Round Up Your Ingredients
Before you get ready to cook your turkey, it is important that you have the necessary ingredients and the proper equipment for the job. You’ll need one turkey of a size that will accommodate the appetites of all your guests, two cups of broth or water and melted unsalted butter, which is an optional ingredient for basting. When it comes to the cooking equipment, a roasting pan, a roasting rack and a turkey baster or spoon is required.
Prepare for Roasting
Take the turkey out of the fridge about an hour before you are set to roast it. This is also the time to remove any packaging and the bag of giblets, which is mostly likely in the body cavity and/or the neck cavity. Place the turkey breast-side up on the roasting rack and let it sit there until it is roasting time. This will take the chill off the meat, which helps the meat cook faster and move evenly throughout. It also dries out the skin to promote browning and crisping.
Preheat the Oven
First, position an oven rack in the bottom third of your oven and preheat it to 450 degrees. If you’ve brined your turkey, there is no need to do anything now. If you haven’t, the ‘Savory Sweet Life’ offers instruction on How to Brine a Turkey.
Roasting the Turkey
Pour two cups of broth or water into the roasting pan, place the turkey in the oven and turn the temperature down to 350 degrees. The usual rule for cooking a turkey is 13 minutes per pounds. Keep this rule in mind, but start checking the temperature of the turkey halfway through to gauge how fast it’s cooking.
Every 45 minutes remove the turkey from the oven and baste it all over. To do this you need to tilt the pan and use a turkey baster or spoon to scoop up the liquids and drizzle them on top of the turkey. In the last 45 minutes of cooking, baste the turkey with melted butter or oil to crisp up and brown the skin.
Regular Temperature Checking
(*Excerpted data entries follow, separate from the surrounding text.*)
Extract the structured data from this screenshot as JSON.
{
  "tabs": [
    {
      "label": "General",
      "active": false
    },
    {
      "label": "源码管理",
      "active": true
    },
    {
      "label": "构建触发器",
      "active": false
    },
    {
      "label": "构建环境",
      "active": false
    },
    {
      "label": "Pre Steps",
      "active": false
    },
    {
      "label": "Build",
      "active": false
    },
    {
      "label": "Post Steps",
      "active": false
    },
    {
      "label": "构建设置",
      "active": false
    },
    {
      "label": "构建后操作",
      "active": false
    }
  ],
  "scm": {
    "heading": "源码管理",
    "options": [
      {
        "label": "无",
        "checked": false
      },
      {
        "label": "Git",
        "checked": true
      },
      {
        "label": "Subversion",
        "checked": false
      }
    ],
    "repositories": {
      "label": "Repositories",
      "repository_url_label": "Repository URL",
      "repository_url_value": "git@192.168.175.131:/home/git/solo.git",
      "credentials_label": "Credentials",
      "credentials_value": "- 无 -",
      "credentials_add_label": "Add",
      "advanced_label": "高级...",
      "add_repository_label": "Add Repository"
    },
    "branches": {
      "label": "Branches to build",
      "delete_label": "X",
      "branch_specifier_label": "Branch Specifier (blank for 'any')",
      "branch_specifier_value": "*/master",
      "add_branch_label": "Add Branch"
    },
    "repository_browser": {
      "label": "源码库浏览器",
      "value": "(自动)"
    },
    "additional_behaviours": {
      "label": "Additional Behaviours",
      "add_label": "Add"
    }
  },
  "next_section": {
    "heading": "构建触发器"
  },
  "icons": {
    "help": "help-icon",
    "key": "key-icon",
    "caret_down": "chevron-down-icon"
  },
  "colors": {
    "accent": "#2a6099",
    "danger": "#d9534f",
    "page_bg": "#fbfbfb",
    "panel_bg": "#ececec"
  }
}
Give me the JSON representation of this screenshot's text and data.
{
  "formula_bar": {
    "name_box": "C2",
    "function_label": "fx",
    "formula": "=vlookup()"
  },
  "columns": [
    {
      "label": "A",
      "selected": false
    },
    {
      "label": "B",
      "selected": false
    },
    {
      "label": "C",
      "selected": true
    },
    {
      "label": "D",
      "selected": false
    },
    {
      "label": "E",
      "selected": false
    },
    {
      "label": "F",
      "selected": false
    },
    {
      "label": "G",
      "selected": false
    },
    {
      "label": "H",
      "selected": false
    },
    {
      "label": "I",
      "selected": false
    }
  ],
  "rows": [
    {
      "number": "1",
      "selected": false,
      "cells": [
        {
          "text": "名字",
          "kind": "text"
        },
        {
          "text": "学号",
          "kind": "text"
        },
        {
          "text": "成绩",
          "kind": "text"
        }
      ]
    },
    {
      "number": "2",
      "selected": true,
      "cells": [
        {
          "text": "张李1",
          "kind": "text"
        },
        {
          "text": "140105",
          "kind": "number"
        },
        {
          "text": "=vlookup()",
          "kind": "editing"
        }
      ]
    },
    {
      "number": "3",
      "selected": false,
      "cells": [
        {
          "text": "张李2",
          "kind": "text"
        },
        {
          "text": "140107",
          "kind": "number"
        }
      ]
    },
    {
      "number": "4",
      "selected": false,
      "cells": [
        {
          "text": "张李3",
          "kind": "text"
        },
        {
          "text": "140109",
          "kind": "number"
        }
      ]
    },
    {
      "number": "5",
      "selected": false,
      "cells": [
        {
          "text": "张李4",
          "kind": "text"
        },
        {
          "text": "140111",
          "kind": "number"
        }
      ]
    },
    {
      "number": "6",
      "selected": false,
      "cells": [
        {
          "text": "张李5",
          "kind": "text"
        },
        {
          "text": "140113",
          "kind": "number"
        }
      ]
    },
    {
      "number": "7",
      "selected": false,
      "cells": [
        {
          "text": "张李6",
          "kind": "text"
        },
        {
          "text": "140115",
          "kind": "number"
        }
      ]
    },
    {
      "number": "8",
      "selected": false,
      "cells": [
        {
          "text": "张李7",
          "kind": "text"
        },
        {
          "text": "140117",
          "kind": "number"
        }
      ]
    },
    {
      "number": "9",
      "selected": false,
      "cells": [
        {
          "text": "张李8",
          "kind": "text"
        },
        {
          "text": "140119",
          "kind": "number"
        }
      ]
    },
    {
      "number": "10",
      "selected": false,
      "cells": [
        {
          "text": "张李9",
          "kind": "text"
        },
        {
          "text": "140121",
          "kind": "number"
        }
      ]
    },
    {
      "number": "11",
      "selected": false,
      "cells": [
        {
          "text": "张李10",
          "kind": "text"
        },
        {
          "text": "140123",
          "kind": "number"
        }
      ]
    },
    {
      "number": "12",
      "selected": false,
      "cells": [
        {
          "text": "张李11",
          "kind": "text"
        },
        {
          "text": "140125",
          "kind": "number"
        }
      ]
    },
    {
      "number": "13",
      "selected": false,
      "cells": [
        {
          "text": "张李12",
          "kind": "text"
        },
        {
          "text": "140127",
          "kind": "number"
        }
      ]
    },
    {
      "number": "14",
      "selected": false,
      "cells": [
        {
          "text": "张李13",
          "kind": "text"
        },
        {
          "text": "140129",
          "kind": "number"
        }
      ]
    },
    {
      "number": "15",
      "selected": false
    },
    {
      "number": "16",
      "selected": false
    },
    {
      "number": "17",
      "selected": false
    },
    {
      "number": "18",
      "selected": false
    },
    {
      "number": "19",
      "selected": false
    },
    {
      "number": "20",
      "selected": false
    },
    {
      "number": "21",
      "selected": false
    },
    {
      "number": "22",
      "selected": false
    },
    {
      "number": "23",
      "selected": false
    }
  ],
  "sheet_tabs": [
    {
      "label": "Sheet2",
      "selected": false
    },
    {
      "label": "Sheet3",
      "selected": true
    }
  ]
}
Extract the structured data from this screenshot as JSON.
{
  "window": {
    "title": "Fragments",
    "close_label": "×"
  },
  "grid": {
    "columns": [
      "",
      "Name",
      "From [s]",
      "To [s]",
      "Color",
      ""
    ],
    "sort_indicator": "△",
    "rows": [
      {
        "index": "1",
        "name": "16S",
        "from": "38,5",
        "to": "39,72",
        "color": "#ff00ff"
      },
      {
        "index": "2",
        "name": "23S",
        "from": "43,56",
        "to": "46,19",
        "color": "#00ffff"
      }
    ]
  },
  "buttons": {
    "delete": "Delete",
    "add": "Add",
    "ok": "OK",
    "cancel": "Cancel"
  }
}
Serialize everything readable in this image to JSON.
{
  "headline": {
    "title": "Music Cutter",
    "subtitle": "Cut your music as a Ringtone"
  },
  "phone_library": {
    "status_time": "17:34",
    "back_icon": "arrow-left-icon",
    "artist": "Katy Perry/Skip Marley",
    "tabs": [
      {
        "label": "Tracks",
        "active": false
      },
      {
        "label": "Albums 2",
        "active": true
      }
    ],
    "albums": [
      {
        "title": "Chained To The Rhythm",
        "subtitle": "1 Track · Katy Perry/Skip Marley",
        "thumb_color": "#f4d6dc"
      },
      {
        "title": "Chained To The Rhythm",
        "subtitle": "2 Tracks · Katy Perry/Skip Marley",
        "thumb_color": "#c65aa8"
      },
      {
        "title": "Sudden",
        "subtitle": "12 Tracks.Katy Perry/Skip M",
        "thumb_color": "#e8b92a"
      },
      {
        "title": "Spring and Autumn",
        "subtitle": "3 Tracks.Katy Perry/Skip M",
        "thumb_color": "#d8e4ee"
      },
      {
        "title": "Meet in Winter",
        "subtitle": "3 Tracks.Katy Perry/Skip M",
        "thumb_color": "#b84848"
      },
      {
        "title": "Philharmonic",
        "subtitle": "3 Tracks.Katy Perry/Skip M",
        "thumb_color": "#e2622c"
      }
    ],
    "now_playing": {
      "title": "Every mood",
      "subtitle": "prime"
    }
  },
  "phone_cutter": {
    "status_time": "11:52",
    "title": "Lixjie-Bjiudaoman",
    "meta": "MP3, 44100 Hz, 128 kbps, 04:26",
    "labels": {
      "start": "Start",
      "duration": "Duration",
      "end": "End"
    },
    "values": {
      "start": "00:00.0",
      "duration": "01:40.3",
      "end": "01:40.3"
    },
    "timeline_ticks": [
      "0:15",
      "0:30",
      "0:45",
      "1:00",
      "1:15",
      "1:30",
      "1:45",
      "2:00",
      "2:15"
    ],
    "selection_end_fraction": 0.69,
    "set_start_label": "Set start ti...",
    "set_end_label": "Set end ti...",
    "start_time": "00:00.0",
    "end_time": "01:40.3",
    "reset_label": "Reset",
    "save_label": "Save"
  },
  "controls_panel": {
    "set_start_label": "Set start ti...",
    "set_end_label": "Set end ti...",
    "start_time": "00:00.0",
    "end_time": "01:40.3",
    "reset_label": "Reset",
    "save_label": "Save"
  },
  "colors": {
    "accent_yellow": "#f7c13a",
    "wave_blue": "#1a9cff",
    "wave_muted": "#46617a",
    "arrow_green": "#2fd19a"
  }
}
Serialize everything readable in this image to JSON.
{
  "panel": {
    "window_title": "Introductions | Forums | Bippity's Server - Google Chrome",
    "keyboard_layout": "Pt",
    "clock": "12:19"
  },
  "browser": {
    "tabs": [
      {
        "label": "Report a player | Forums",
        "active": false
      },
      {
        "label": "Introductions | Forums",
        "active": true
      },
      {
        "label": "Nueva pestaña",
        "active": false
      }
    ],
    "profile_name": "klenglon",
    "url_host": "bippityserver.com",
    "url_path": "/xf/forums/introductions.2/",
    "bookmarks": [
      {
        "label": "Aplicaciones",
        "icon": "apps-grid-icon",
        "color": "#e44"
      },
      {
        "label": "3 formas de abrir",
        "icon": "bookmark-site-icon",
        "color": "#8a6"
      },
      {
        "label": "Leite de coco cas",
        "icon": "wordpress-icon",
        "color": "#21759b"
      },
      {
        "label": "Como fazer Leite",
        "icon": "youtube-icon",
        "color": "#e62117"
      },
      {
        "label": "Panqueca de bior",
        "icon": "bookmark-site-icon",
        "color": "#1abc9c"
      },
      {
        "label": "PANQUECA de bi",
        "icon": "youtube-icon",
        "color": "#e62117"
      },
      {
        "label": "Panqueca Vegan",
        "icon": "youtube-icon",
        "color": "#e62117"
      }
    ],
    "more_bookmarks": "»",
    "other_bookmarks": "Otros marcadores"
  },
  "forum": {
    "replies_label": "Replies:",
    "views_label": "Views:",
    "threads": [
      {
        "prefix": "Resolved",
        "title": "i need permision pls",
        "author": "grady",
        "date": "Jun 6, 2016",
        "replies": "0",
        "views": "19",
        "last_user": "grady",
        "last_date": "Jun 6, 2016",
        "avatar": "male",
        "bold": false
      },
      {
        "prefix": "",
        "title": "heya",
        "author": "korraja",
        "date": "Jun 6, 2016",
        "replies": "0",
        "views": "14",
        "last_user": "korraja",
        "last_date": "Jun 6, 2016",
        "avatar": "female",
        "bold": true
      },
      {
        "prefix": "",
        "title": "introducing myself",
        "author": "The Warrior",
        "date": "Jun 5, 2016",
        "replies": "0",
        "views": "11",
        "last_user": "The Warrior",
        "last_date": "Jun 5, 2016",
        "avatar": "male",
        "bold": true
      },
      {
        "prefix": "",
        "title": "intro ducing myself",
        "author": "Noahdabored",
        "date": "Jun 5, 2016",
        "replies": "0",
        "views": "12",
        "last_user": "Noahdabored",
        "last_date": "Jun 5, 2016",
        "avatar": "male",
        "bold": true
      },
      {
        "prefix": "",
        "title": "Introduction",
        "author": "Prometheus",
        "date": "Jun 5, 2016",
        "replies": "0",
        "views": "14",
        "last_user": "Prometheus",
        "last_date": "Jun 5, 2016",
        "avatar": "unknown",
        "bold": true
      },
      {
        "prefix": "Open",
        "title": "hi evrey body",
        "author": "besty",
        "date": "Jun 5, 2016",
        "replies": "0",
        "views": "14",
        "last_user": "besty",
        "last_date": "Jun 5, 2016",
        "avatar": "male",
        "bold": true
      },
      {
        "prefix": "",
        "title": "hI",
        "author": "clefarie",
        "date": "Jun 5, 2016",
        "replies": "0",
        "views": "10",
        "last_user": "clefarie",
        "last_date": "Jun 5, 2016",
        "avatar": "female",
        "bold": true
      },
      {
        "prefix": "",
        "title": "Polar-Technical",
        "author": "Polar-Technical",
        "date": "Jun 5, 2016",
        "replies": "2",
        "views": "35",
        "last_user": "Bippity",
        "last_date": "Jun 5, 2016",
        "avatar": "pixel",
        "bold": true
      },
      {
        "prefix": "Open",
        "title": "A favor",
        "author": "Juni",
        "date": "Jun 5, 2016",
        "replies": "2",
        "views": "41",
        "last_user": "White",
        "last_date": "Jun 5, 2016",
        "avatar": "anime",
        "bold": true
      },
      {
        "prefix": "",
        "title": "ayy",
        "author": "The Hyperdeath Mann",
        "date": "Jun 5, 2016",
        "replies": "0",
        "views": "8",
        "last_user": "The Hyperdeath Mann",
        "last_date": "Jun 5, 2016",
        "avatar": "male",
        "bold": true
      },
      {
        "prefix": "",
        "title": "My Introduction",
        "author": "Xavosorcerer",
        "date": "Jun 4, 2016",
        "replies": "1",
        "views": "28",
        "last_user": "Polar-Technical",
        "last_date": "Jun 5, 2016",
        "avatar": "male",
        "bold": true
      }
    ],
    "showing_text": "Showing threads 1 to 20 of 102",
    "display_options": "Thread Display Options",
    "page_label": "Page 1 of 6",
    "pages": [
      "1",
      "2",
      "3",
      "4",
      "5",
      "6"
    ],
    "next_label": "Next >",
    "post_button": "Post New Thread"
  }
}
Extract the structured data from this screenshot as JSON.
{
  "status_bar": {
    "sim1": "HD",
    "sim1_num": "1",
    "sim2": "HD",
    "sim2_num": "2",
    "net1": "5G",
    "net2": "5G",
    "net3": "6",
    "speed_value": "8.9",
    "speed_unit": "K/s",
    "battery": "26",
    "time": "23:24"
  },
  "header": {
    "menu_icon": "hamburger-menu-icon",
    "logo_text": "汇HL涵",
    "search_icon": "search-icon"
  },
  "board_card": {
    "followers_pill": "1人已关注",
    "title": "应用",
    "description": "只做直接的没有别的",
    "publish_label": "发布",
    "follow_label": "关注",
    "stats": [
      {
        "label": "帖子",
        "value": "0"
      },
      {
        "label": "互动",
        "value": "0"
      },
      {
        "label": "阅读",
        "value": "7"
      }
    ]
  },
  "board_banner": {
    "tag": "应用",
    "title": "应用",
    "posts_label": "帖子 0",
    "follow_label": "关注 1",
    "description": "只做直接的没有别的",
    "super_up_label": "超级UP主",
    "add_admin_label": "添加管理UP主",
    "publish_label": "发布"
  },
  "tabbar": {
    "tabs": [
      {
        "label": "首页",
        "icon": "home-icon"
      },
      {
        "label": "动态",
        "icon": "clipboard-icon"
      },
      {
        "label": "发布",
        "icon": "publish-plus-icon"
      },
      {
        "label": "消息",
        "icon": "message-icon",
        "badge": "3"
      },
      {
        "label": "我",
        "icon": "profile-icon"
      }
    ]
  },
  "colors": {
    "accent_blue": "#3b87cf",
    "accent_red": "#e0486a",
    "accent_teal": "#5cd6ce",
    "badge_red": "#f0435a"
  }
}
It is important to check the temperature in three places to make sure the turkey is fully cooked. The meat of the breast, the outer thigh and the inside thigh should be at least 165 degrees. If any place is under that temperature, you will need to put the turkey back in the oven for another 20 minutes and remember to shield the breast meat to avoid overcooking it.
Let It Rest
Grab one side of the roasting rack with an oven mitt and tilt the turkey so liquids inside the cavity run out into the pan. These juices will make the gravy. Lift the whole and transfer it to a cutting board. Create a tent around the turkey using the roasting pan lid or aluminium foil and let it sit for at least 30 minutes. This will give the meat time to firm and for the juices to be reabsorbed into the tissue, which makes the turkey juicier and easier to slice.
Carving a turkey is similar to carving a large chicken. If this still seems like a daunting task, the Huffington Post has a pictured step-by-step tutorial on How To Carve a Turkey. Remove the wings first, then the thighs and lastly, the breast meat. After all the meat is off, it is best to separate the legs into thighs and drumsticks and to carve the breast meat into individual slices.
Make sure your holiday meal goes according to plan by properly preparing and cooking the most important part of the meal, the turkey. At Williams and McDaniel, we wish nothing but the best for our residents and pride ourselves on helping out in any way that we can and this includes assisting in the preparation of Thanksgiving dinner.
tags: Thanksgiving, recipes